[Opening DATA LISTING section]

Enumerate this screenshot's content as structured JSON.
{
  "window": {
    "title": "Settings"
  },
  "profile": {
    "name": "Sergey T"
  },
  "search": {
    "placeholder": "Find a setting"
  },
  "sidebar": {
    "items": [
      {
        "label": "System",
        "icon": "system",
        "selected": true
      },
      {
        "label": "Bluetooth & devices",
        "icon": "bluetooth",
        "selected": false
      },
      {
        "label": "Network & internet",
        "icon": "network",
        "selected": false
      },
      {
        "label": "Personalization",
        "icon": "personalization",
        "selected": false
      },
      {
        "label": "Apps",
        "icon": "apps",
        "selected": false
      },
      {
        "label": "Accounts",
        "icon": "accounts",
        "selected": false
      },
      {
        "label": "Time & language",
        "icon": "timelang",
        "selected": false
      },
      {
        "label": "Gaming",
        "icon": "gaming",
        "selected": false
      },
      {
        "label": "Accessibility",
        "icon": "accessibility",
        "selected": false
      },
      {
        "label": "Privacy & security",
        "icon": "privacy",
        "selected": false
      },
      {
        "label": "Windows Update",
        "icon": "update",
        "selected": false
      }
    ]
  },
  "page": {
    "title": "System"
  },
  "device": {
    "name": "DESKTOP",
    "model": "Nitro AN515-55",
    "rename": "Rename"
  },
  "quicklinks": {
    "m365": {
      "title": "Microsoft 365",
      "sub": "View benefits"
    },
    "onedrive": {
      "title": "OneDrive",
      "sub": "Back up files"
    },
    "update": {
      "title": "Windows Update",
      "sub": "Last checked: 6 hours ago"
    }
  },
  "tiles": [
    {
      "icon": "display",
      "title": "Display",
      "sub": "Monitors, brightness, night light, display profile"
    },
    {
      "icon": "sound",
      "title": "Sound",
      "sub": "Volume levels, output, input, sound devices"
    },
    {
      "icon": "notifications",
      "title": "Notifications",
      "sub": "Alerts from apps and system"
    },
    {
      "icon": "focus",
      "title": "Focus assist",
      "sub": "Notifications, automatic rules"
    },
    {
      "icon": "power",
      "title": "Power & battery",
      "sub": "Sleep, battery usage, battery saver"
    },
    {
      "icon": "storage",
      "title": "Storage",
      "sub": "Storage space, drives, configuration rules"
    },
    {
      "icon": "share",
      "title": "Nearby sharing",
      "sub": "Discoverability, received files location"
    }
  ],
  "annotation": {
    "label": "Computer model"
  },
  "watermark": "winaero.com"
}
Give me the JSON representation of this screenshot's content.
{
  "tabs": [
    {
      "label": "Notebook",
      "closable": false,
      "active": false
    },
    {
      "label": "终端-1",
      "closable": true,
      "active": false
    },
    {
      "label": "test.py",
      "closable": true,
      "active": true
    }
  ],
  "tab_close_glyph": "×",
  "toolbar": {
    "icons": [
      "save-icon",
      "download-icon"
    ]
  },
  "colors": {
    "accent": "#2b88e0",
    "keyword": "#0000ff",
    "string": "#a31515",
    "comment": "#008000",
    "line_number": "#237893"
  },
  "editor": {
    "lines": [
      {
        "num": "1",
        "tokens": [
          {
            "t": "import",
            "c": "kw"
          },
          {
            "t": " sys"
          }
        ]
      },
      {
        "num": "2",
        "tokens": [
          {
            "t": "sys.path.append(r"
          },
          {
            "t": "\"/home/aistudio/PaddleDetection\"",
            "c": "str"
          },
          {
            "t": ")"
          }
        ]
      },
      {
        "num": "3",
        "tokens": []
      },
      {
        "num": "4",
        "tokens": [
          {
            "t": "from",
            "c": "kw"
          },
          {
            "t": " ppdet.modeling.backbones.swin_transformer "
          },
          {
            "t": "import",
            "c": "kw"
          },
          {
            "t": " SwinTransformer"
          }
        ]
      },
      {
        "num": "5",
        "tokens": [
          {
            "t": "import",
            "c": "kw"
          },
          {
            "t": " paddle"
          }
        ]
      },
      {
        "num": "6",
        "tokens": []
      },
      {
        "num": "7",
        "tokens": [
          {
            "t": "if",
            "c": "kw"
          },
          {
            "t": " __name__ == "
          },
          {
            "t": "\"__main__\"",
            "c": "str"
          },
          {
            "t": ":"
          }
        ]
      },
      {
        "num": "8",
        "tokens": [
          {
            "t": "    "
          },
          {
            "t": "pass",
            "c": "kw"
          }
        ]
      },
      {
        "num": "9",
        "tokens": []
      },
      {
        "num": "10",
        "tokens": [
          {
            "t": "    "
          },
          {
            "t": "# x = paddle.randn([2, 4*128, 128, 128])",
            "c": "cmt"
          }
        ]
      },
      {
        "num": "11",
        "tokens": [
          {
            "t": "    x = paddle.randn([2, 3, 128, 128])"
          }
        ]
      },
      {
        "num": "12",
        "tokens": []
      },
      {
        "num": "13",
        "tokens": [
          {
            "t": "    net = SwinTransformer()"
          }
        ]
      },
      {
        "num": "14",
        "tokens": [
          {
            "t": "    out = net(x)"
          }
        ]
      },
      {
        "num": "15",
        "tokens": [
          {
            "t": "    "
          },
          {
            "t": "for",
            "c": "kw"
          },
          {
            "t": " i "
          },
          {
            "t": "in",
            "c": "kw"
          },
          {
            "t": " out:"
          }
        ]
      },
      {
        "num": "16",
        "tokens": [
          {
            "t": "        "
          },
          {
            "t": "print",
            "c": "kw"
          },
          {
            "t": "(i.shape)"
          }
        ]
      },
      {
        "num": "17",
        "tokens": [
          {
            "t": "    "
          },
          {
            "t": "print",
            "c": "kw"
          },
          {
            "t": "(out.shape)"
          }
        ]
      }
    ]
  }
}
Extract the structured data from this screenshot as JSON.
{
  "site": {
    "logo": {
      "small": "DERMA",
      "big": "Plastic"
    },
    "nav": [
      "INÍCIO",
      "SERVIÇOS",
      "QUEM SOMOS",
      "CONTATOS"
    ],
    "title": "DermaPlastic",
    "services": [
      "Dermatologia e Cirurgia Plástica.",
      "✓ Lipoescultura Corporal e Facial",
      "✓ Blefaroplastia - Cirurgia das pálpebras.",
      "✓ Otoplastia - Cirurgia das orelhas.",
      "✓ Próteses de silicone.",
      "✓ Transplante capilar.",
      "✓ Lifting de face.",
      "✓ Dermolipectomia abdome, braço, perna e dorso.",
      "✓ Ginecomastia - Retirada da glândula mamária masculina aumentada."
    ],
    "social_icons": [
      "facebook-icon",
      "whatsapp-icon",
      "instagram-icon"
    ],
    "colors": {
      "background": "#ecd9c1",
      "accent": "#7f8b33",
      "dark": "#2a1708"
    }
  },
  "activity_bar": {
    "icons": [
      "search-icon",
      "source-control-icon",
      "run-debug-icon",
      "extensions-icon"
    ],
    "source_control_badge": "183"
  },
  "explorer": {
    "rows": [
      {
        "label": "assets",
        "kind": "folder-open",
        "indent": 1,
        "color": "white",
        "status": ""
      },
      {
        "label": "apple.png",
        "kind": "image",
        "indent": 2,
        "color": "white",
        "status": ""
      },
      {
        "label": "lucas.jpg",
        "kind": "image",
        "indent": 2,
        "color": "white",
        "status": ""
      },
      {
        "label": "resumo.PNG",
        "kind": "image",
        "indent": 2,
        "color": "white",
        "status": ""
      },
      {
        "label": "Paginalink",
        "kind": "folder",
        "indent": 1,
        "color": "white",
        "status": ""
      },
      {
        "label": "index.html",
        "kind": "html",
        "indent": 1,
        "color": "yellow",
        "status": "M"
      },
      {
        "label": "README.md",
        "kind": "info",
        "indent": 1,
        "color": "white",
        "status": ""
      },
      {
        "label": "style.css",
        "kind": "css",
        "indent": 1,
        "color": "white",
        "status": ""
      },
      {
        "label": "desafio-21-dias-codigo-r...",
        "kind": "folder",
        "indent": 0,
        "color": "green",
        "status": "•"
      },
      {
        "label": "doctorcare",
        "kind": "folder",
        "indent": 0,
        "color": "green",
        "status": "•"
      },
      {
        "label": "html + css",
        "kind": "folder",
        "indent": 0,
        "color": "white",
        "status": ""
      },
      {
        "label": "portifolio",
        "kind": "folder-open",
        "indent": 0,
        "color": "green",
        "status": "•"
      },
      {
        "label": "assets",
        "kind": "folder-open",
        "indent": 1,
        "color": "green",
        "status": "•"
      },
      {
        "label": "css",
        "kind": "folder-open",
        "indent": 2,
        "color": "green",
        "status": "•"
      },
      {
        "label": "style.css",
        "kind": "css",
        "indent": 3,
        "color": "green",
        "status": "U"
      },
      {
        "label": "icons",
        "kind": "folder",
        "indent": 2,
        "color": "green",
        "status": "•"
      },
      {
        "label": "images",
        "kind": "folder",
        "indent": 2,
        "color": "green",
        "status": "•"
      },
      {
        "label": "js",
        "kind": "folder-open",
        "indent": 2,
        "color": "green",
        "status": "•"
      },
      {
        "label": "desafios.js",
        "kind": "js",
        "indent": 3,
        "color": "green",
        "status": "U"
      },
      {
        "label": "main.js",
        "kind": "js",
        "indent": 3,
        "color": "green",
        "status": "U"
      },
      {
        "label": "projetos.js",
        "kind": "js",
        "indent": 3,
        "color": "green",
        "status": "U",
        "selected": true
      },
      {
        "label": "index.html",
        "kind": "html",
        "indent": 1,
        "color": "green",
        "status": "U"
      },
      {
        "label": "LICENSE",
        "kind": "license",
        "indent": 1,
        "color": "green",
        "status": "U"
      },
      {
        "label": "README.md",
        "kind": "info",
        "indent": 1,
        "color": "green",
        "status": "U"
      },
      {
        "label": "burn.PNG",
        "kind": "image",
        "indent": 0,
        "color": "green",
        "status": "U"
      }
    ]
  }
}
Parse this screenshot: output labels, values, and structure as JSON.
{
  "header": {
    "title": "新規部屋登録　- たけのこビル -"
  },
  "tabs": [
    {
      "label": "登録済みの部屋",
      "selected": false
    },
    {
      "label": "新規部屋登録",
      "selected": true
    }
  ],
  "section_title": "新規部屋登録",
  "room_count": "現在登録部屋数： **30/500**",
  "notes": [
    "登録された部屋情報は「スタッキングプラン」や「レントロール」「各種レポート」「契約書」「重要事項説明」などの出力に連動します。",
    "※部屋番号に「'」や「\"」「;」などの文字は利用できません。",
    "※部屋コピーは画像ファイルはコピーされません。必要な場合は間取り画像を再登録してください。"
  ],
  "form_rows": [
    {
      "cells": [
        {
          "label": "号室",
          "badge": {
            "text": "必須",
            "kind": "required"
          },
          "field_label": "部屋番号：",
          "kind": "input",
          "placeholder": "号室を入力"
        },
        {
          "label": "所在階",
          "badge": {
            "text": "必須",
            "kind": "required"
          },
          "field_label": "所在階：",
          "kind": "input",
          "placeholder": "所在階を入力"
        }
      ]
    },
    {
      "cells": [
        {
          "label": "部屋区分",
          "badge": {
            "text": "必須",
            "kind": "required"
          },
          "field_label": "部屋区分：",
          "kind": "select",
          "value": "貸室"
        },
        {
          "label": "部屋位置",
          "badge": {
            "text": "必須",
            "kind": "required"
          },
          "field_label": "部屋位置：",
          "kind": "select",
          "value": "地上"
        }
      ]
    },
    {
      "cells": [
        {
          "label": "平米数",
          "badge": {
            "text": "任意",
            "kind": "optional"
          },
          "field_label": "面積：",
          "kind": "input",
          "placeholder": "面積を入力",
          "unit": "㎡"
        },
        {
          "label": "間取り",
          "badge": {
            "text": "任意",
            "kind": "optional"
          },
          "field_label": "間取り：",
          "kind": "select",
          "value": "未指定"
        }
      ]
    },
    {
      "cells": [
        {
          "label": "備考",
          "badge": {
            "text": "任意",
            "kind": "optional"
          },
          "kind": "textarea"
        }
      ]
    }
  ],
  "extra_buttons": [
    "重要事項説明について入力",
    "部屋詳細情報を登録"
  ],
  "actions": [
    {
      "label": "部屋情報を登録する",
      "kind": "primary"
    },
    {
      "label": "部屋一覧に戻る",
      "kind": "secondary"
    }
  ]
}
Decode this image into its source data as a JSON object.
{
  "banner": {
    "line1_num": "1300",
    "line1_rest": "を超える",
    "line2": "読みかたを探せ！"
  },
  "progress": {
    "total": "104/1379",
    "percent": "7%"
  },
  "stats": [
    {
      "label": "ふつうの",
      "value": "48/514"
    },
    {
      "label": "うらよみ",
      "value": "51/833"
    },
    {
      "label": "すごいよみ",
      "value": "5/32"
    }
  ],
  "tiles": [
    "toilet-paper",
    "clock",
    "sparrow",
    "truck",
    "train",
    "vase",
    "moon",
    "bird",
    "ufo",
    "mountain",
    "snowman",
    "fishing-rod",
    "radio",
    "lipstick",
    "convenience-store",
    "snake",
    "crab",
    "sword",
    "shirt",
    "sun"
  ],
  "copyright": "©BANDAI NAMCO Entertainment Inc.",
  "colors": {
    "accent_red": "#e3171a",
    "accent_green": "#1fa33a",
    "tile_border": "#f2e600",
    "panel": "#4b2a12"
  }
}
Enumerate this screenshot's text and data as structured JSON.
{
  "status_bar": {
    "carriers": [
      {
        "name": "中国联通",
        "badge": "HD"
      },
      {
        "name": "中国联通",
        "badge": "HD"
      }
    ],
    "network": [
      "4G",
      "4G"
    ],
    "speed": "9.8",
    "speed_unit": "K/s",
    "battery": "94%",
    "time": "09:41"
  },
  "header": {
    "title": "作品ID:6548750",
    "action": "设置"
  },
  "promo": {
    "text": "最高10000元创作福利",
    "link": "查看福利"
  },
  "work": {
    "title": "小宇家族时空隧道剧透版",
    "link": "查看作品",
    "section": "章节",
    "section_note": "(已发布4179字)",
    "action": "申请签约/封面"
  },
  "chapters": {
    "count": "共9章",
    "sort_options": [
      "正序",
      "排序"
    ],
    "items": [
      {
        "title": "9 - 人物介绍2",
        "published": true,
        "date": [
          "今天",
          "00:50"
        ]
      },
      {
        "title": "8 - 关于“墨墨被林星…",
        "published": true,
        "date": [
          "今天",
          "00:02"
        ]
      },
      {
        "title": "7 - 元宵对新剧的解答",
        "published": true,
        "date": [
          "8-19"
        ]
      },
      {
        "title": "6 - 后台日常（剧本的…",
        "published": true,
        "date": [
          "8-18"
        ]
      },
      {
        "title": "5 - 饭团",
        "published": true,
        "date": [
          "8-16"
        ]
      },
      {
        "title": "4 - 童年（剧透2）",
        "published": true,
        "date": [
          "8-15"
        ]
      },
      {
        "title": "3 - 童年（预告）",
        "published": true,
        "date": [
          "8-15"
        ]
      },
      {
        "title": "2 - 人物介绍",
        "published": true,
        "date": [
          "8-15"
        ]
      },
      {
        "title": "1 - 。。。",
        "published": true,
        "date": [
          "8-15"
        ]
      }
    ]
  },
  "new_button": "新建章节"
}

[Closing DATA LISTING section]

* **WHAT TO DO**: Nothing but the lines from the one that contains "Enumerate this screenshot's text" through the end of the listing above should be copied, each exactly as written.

* **PROBLEM SOLUTION**:
Enumerate this screenshot's text and data as structured JSON.
{
  "status_bar": {
    "carriers": [
      {
        "name": "中国联通",
        "badge": "HD"
      },
      {
        "name": "中国联通",
        "badge": "HD"
      }
    ],
    "network": [
      "4G",
      "4G"
    ],
    "speed": "9.8",
    "speed_unit": "K/s",
    "battery": "94%",
    "time": "09:41"
  },
  "header": {
    "title": "作品ID:6548750",
    "action": "设置"
  },
  "promo": {
    "text": "最高10000元创作福利",
    "link": "查看福利"
  },
  "work": {
    "title": "小宇家族时空隧道剧透版",
    "link": "查看作品",
    "section": "章节",
    "section_note": "(已发布4179字)",
    "action": "申请签约/封面"
  },
  "chapters": {
    "count": "共9章",
    "sort_options": [
      "正序",
      "排序"
    ],
    "items": [
      {
        "title": "9 - 人物介绍2",
        "published": true,
        "date": [
          "今天",
          "00:50"
        ]
      },
      {
        "title": "8 - 关于“墨墨被林星…",
        "published": true,
        "date": [
          "今天",
          "00:02"
        ]
      },
      {
        "title": "7 - 元宵对新剧的解答",
        "published": true,
        "date": [
          "8-19"
        ]
      },
      {
        "title": "6 - 后台日常（剧本的…",
        "published": true,
        "date": [
          "8-18"
        ]
      },
      {
        "title": "5 - 饭团",
        "published": true,
        "date": [
          "8-16"
        ]
      },
      {
        "title": "4 - 童年（剧透2）",
        "published": true,
        "date": [
          "8-15"
        ]
      },
      {
        "title": "3 - 童年（预告）",
        "published": true,
        "date": [
          "8-15"
        ]
      },
      {
        "title": "2 - 人物介绍",
        "published": true,
        "date": [
          "8-15"
        ]
      },
      {
        "title": "1 - 。。。",
        "published": true,
        "date": [
          "8-15"
        ]
      }
    ]
  },
  "new_button": "新建章节"
}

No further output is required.